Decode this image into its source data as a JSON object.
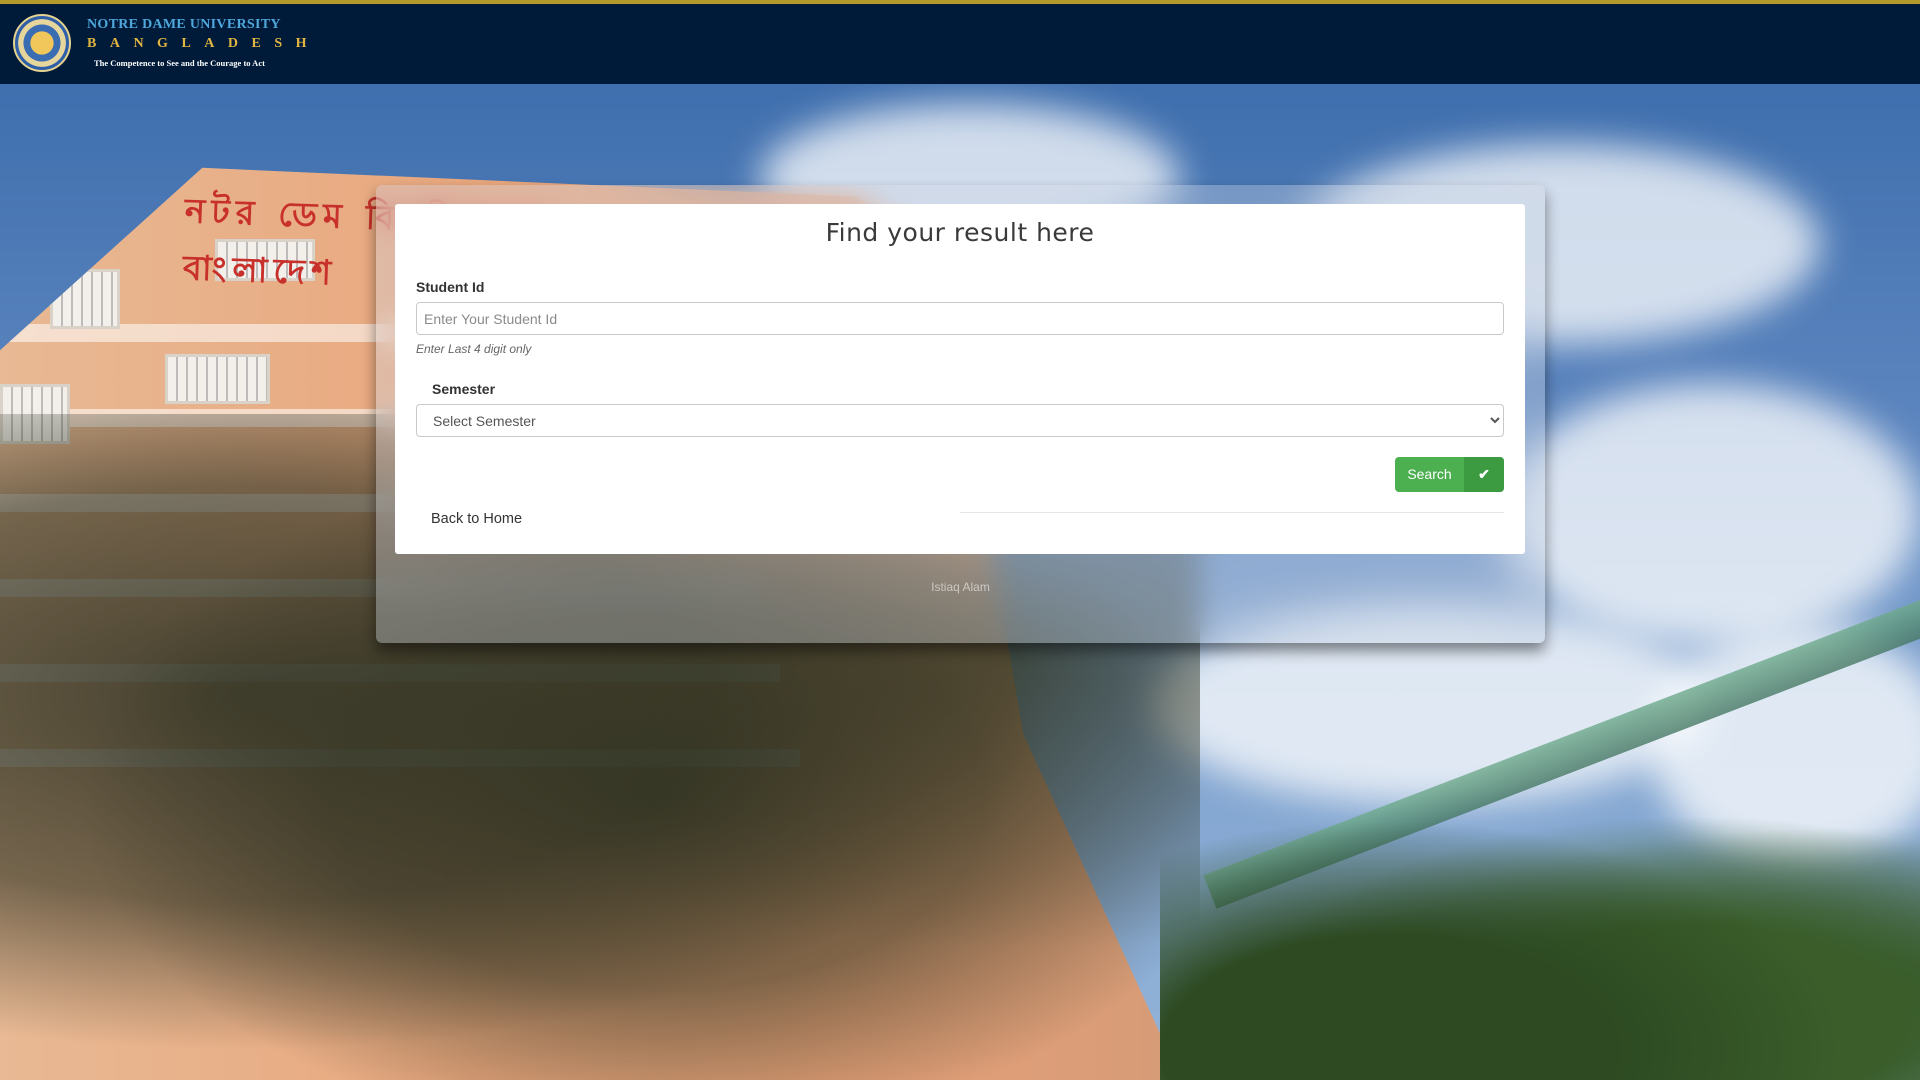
{
  "header": {
    "university_name": "NOTRE DAME UNIVERSITY",
    "country": "BANGLADESH",
    "motto": "The Competence to See and the Courage to Act"
  },
  "background": {
    "building_sign": "নটর ডেম বিশ্ববিদ্যালয় বাংলাদেশ"
  },
  "form": {
    "title": "Find your result here",
    "student_id": {
      "label": "Student Id",
      "placeholder": "Enter Your Student Id",
      "value": "",
      "hint": "Enter Last 4 digit only"
    },
    "semester": {
      "label": "Semester",
      "selected": "Select Semester"
    },
    "search_button": {
      "label": "Search",
      "icon": "checkmark-icon"
    },
    "back_link": "Back to Home"
  },
  "footer": {
    "text": "Istiaq Alam"
  },
  "colors": {
    "header_bg": "#001a3a",
    "header_accent": "#b49a2c",
    "brand_blue": "#4ea8dc",
    "brand_gold": "#e0b640",
    "button_green": "#4caf50"
  }
}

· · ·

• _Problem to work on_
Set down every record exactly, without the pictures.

• _Answer to this task_
Decode this image into its source data as a JSON object.
{
  "header": {
    "university_name": "NOTRE DAME UNIVERSITY",
    "country": "BANGLADESH",
    "motto": "The Competence to See and the Courage to Act"
  },
  "background": {
    "building_sign": "নটর ডেম বিশ্ববিদ্যালয় বাংলাদেশ"
  },
  "form": {
    "title": "Find your result here",
    "student_id": {
      "label": "Student Id",
      "placeholder": "Enter Your Student Id",
      "value": "",
      "hint": "Enter Last 4 digit only"
    },
    "semester": {
      "label": "Semester",
      "selected": "Select Semester"
    },
    "search_button": {
      "label": "Search",
      "icon": "checkmark-icon"
    },
    "back_link": "Back to Home"
  },
  "footer": {
    "text": "Istiaq Alam"
  },
  "colors": {
    "header_bg": "#001a3a",
    "header_accent": "#b49a2c",
    "brand_blue": "#4ea8dc",
    "brand_gold": "#e0b640",
    "button_green": "#4caf50"
  }
}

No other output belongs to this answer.